[Exercise goal] From the listing below, pull out every line where the string "icon" appears.

[Data for review]
^^^^^^^^

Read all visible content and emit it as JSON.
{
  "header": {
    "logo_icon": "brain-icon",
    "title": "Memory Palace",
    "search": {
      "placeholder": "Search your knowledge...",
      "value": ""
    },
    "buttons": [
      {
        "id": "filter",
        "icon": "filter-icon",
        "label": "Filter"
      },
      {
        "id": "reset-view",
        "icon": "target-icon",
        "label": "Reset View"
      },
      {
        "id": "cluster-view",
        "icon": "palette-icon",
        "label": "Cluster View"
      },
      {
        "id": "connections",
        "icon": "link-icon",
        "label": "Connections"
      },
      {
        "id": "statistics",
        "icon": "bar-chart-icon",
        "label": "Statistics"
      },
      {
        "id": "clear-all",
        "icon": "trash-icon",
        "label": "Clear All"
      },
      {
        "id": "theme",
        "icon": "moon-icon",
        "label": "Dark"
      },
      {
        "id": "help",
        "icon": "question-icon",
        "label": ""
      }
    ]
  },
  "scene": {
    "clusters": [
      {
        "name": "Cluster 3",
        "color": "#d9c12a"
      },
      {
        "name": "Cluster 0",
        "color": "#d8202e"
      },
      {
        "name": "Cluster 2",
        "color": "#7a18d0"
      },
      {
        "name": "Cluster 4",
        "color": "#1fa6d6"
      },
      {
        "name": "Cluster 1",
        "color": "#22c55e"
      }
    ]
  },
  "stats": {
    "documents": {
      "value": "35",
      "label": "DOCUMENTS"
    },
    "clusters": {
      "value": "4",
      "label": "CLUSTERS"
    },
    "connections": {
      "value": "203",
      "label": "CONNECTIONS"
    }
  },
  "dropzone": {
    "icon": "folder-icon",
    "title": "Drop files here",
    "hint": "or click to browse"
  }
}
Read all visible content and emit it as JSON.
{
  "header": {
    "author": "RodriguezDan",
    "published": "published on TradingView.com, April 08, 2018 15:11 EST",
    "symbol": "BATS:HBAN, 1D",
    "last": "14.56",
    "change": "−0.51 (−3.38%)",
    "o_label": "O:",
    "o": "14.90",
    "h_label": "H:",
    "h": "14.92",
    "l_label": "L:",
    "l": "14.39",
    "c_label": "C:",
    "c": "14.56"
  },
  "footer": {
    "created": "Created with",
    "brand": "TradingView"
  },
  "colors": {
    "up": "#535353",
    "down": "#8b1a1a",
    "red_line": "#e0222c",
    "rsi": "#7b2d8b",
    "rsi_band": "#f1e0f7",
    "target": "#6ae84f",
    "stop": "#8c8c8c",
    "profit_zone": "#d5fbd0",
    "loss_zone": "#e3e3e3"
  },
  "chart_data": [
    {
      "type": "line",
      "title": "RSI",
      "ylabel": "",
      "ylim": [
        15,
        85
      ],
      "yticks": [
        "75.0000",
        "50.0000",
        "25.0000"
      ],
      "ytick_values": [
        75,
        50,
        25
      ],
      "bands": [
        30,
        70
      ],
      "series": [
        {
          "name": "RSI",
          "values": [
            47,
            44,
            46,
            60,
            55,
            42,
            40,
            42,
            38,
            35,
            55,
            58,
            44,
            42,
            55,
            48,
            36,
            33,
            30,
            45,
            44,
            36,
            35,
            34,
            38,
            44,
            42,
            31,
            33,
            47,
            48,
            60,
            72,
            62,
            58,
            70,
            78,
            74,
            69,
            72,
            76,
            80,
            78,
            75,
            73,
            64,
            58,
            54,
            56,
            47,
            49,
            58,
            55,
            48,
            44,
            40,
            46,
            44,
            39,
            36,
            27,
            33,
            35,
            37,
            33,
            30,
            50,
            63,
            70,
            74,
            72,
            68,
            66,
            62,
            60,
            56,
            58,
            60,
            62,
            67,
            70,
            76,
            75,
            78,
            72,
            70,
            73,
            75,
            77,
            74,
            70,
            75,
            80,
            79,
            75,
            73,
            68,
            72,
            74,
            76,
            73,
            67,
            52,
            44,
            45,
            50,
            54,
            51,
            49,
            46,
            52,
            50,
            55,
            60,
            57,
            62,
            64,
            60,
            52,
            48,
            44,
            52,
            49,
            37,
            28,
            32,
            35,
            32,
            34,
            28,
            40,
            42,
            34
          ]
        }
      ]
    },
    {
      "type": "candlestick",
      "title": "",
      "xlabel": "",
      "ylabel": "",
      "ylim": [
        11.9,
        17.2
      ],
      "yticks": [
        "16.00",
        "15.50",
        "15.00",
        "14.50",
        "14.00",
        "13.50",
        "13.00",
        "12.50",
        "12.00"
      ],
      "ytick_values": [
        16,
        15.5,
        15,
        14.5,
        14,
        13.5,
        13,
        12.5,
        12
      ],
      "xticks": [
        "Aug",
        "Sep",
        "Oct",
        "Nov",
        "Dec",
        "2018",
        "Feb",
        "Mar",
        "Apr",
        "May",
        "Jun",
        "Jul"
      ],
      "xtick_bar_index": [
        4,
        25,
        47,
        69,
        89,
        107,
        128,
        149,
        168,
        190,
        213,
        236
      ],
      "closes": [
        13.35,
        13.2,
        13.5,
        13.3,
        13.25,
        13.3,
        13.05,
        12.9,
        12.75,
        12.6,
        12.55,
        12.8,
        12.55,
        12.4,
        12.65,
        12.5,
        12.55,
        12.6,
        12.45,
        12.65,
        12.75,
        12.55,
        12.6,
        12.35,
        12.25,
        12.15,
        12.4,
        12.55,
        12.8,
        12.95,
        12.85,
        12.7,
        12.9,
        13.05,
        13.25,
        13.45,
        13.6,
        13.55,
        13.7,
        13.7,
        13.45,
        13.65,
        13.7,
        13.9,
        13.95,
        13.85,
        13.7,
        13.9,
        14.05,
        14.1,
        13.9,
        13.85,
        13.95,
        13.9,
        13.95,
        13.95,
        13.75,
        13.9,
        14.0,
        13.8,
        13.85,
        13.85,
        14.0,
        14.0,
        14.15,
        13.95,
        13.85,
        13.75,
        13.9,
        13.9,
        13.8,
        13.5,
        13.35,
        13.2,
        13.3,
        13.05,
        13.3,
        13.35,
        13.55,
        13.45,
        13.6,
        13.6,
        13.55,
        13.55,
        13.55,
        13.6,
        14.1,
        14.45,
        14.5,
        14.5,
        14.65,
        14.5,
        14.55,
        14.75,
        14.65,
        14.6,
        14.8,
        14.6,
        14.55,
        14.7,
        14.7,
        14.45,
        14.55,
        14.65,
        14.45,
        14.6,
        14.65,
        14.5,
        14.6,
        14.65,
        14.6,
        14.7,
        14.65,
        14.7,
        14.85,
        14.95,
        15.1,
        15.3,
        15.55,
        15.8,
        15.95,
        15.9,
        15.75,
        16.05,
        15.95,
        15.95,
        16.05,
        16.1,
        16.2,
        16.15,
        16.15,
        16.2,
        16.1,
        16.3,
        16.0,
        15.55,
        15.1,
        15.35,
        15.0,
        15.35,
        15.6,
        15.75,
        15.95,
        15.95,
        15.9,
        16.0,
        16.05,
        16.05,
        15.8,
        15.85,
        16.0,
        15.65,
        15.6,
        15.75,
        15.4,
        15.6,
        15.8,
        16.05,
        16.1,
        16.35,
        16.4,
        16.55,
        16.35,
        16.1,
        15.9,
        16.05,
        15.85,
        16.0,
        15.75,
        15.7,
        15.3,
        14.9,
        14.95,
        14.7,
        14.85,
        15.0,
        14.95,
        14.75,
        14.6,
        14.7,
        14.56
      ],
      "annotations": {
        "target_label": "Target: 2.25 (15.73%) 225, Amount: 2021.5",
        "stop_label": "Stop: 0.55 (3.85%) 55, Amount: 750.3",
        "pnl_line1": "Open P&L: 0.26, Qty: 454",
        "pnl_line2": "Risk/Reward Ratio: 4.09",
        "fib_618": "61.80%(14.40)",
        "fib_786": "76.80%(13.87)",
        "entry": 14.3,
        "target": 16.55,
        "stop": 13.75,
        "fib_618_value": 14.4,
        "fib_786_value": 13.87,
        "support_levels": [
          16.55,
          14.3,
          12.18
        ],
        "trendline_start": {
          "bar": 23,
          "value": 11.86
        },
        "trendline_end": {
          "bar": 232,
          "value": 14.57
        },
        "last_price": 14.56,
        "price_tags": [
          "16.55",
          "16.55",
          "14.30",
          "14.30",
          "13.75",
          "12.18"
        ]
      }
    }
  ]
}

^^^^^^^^

[Written answer]
    "logo_icon": "brain-icon",
        "icon": "filter-icon",
        "icon": "target-icon",
        "icon": "palette-icon",
        "icon": "link-icon",
        "icon": "bar-chart-icon",
        "icon": "trash-icon",
        "icon": "moon-icon",
        "icon": "question-icon",
    "icon": "folder-icon",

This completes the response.